Colin Espiner has a piece in the Dom Post today attributing Labour’s four point rise in the polls to Goff’s ‘Nationhood’ speech.
He goes on, in what can’t help but be interpreted as a wee dig at The Standard:
after 30 years in politics, it’s also possible [Goff] knows the electorate a bit better than some of the 20-something handwringers who write for Labour’s websites.
Dear oh dear, Colin. Here’s what I actually wrote:
It’s possible that Goff might have won over some of the iwi/kiwi racists with the speech, he might even see a poll bounce (though nothing that would compare favourably with Brash’s 17%) but even if it works, is this any basis on which to build a sustainable progressive alternative?
Looks like we called it right again. Which is doubly ironic, considering that at the time Colin was pretty dismissive of the political impact of the speech, warning that Goff “risks smoke damage” because he “has neither Winston Peters’ snake-oil charm nor Dr Brash’s colonial tea-planter’s honesty” and white working class battlers won’t believe he’s being genuine.
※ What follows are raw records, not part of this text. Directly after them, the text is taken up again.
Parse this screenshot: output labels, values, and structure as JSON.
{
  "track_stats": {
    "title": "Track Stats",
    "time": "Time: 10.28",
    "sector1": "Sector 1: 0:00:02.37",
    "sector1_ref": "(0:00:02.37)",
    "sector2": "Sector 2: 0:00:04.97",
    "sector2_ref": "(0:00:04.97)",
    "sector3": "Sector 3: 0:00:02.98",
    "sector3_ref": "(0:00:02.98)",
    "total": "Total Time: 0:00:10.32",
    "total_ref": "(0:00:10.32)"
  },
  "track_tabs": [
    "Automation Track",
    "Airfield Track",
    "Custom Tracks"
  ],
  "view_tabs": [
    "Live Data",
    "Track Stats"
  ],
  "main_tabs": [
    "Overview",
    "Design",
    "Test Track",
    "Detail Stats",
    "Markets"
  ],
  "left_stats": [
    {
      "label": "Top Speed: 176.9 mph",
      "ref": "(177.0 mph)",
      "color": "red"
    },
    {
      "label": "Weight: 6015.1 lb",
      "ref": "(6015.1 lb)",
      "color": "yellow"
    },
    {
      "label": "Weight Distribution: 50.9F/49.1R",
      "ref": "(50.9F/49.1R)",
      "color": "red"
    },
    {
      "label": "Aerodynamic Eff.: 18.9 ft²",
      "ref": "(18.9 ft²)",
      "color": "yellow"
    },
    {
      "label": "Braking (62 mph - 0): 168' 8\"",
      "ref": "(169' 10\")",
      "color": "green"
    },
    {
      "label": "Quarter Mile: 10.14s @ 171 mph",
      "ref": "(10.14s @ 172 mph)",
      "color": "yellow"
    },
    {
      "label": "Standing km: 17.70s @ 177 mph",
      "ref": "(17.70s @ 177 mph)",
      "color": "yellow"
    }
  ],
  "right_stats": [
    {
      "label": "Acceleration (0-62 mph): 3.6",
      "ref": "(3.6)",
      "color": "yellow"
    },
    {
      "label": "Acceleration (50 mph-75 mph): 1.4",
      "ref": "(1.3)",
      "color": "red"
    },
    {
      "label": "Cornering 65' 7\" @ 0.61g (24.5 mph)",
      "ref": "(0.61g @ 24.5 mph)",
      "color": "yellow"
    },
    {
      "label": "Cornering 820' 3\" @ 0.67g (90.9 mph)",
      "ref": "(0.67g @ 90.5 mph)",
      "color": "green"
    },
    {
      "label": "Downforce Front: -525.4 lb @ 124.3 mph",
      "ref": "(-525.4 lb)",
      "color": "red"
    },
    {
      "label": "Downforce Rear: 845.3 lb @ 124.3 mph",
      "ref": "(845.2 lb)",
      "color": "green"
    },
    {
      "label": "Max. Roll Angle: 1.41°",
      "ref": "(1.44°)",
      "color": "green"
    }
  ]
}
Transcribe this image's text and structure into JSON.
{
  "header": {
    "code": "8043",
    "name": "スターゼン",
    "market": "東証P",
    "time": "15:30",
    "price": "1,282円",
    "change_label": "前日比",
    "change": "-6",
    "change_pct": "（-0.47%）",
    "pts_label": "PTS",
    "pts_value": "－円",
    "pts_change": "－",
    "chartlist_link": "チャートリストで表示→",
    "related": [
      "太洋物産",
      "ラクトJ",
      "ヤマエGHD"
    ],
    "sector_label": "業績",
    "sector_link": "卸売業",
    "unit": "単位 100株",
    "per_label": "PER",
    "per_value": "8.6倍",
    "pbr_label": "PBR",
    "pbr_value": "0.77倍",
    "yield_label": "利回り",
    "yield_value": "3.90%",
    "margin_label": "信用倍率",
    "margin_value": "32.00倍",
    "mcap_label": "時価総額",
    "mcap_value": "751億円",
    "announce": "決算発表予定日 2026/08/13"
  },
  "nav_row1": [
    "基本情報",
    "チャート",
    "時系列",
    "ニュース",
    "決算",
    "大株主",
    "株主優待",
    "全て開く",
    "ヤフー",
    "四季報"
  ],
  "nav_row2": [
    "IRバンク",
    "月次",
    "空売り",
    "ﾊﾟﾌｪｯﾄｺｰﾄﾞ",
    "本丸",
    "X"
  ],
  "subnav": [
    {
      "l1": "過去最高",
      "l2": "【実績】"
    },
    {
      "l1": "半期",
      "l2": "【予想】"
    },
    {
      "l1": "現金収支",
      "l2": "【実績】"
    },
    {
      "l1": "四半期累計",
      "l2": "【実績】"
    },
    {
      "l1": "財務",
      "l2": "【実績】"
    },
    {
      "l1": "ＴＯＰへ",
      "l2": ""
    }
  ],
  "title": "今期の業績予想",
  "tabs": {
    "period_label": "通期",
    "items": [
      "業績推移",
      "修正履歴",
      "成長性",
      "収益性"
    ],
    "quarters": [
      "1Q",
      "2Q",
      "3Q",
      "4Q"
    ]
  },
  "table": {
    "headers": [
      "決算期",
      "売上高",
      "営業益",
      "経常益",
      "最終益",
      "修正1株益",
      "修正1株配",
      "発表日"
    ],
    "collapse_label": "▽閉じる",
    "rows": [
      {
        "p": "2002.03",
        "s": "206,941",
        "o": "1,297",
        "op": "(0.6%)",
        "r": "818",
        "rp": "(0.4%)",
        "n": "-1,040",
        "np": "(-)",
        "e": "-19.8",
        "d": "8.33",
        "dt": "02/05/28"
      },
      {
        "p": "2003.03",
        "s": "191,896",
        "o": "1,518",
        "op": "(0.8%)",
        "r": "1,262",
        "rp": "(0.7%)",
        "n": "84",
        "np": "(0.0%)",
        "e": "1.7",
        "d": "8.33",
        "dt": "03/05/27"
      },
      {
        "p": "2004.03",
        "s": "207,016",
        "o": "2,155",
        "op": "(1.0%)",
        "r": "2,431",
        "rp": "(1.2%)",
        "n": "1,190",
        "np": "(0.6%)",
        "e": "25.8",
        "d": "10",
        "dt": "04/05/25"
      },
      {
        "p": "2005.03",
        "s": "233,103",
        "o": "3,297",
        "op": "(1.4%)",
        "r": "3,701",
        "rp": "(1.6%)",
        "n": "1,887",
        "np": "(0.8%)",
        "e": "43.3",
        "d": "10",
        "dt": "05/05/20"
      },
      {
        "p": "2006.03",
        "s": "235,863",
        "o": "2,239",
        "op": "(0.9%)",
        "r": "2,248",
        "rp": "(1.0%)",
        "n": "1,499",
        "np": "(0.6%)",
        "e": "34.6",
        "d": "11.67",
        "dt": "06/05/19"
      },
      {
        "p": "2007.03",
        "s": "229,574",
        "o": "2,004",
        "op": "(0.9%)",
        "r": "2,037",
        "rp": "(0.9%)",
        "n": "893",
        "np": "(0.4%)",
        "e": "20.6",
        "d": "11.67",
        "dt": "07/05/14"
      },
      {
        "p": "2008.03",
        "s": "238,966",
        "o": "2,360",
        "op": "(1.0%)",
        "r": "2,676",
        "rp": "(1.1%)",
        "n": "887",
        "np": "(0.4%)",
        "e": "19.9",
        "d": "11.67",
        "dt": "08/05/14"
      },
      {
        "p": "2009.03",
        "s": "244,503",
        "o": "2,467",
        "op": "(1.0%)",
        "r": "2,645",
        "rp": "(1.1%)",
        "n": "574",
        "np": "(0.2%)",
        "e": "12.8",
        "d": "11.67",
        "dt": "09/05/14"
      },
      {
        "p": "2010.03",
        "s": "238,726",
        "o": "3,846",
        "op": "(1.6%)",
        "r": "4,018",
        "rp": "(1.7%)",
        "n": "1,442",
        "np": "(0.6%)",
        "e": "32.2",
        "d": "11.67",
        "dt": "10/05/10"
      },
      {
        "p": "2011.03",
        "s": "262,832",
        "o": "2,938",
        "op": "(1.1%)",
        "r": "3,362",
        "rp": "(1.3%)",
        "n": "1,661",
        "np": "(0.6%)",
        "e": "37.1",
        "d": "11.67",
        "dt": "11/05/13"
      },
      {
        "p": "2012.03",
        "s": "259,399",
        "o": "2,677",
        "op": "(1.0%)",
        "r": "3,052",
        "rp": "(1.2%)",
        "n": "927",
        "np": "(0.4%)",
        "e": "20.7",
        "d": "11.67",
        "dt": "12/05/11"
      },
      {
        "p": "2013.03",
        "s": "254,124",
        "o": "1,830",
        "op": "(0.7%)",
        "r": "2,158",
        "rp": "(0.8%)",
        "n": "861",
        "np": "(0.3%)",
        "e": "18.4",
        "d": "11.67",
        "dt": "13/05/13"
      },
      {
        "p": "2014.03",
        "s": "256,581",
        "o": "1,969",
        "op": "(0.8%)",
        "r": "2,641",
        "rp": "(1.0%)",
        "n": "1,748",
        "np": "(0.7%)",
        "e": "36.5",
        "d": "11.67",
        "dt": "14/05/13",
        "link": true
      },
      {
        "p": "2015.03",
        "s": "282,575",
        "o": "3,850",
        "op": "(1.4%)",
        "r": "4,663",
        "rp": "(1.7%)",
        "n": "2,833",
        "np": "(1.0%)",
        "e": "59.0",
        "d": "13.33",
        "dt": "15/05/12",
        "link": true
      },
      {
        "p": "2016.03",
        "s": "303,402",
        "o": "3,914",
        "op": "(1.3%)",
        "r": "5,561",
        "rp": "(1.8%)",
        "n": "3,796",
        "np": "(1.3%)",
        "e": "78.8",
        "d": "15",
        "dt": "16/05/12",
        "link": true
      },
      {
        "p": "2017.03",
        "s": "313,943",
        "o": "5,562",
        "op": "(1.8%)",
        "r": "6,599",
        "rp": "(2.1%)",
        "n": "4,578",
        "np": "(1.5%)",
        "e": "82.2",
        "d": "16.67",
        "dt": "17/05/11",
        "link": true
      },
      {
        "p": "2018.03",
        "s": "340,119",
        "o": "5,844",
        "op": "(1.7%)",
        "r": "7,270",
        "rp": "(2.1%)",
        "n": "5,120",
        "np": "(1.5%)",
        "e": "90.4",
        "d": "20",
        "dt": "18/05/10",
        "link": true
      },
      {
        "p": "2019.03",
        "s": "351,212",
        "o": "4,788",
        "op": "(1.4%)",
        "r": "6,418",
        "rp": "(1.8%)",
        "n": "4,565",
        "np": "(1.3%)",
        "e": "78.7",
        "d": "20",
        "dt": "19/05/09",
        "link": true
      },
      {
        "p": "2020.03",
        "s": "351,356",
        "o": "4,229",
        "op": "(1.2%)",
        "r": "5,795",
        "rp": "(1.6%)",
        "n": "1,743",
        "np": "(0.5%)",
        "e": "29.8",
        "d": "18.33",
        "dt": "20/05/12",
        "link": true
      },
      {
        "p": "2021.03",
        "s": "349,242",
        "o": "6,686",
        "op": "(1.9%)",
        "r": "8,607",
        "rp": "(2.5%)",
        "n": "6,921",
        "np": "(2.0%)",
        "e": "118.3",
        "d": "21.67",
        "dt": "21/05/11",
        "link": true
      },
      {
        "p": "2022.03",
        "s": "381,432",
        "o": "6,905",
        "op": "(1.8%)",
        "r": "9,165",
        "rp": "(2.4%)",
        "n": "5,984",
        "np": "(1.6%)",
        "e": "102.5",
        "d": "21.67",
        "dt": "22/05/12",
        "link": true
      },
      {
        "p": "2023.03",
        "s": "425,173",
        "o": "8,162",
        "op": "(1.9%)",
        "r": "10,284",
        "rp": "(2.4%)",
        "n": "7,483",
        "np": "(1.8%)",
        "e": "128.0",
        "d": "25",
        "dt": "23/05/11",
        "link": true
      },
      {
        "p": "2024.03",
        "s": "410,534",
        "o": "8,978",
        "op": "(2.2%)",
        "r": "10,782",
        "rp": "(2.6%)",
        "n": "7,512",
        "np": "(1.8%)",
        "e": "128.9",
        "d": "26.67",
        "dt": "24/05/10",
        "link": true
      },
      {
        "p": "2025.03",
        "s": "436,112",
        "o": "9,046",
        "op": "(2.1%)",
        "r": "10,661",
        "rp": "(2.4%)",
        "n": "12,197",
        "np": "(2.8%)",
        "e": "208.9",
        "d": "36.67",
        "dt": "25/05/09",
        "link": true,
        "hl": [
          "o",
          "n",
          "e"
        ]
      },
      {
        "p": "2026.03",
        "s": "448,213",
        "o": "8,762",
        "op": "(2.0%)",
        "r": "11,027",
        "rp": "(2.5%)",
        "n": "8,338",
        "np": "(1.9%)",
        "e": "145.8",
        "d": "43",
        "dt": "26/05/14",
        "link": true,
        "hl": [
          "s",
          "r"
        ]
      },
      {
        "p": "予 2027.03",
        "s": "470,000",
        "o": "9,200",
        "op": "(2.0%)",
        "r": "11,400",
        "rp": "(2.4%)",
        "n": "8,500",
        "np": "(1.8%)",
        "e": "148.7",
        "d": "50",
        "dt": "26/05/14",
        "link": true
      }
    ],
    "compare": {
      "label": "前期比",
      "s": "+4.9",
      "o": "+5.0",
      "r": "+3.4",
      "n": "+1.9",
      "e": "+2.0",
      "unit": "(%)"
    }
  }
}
Regardless, I still wonder whether it was worth burning progressive bridges for what is a pretty small poll gain with no clear trend yet evident. But hey, I’m no big city political correspondent, what would I know?